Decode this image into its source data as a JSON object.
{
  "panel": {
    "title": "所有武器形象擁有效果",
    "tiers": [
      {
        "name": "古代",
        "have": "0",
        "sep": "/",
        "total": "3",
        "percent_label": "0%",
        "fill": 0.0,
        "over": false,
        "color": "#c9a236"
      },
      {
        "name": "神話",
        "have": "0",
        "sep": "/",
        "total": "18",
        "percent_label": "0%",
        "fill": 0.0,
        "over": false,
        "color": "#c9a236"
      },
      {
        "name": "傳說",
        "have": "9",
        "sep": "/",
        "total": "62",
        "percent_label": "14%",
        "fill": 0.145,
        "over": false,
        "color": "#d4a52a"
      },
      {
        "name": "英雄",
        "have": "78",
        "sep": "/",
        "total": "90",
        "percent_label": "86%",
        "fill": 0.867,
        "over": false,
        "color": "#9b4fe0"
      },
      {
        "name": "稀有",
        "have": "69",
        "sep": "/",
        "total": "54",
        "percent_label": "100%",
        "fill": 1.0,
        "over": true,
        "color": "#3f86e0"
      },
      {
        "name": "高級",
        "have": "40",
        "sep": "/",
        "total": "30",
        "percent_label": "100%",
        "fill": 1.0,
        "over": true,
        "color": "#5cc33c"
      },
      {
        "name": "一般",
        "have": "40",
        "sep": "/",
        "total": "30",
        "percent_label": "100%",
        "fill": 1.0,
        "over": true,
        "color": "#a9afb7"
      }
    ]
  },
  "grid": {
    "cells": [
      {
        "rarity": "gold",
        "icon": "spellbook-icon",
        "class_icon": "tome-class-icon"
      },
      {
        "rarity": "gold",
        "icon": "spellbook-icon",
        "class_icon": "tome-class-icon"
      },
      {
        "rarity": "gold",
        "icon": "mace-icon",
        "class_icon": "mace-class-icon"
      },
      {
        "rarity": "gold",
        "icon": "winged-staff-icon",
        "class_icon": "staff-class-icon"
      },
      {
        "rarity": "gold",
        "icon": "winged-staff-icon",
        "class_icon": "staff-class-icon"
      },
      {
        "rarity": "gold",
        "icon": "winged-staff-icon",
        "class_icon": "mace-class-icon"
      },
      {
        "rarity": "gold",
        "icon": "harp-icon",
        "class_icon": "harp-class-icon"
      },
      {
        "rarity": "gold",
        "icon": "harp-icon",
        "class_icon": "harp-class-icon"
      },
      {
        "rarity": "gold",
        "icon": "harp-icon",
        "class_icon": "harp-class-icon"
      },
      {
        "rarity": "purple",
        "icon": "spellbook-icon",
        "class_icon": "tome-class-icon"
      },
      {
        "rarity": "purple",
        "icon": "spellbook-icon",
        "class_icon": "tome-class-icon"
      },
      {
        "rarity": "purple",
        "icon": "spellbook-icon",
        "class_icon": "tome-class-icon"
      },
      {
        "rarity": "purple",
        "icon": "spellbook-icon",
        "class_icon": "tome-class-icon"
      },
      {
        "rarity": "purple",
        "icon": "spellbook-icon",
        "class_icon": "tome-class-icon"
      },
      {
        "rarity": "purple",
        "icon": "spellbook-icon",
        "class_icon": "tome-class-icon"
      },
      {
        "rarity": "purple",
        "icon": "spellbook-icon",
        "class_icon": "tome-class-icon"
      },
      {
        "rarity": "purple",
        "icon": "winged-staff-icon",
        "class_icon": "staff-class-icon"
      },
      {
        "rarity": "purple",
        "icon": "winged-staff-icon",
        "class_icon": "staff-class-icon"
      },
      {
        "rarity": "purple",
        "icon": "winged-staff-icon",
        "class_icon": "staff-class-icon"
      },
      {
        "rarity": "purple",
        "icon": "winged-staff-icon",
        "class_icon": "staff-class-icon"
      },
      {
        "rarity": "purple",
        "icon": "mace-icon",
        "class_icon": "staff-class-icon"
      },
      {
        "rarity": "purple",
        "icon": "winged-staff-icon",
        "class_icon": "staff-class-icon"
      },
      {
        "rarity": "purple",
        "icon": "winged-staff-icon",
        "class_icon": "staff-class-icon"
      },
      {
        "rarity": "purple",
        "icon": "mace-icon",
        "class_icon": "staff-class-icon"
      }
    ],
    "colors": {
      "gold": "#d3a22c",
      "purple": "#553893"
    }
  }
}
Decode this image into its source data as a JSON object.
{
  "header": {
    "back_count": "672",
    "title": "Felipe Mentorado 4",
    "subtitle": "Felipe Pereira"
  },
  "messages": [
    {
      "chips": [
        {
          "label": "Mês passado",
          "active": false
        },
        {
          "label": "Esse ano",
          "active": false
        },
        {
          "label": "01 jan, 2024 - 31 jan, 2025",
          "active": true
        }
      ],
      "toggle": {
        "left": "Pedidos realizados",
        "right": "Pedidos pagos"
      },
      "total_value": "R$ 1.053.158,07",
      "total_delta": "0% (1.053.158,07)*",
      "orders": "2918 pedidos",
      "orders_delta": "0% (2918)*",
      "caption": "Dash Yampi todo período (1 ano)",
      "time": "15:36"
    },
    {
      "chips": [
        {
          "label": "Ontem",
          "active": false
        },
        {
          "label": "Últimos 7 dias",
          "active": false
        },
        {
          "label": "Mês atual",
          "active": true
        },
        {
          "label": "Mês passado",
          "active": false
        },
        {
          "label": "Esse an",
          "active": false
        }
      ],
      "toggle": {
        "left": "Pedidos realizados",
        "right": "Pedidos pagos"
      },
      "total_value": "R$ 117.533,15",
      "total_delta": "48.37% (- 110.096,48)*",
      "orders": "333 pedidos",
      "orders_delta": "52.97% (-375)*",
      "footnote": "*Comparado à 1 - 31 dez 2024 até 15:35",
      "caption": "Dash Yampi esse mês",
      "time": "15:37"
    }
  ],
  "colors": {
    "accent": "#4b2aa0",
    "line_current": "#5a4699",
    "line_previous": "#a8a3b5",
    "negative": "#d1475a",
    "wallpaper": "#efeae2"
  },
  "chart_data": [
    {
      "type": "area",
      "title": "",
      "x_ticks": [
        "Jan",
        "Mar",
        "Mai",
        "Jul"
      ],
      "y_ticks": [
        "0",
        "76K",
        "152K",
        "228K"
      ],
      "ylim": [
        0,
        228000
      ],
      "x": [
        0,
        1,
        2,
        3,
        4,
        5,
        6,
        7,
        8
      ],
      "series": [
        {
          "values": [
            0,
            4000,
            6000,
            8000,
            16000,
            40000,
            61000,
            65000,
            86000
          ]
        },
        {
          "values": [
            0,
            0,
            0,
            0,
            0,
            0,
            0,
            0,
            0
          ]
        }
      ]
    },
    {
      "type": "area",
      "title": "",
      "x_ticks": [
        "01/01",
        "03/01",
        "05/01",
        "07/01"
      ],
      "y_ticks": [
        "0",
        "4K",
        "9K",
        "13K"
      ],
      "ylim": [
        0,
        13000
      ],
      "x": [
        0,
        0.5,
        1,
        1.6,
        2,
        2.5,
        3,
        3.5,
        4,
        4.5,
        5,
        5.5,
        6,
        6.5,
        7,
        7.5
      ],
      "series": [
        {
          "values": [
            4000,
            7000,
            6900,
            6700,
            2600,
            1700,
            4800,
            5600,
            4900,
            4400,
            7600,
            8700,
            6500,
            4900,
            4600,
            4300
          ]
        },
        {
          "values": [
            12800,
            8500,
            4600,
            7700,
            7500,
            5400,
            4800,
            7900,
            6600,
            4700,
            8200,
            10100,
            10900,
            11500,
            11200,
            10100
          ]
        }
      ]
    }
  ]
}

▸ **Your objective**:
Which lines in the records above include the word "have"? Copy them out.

▸ **Result for this exercise**:
        "have": "0",
        "have": "0",
        "have": "9",
        "have": "78",
        "have": "69",
        "have": "40",
        "have": "40",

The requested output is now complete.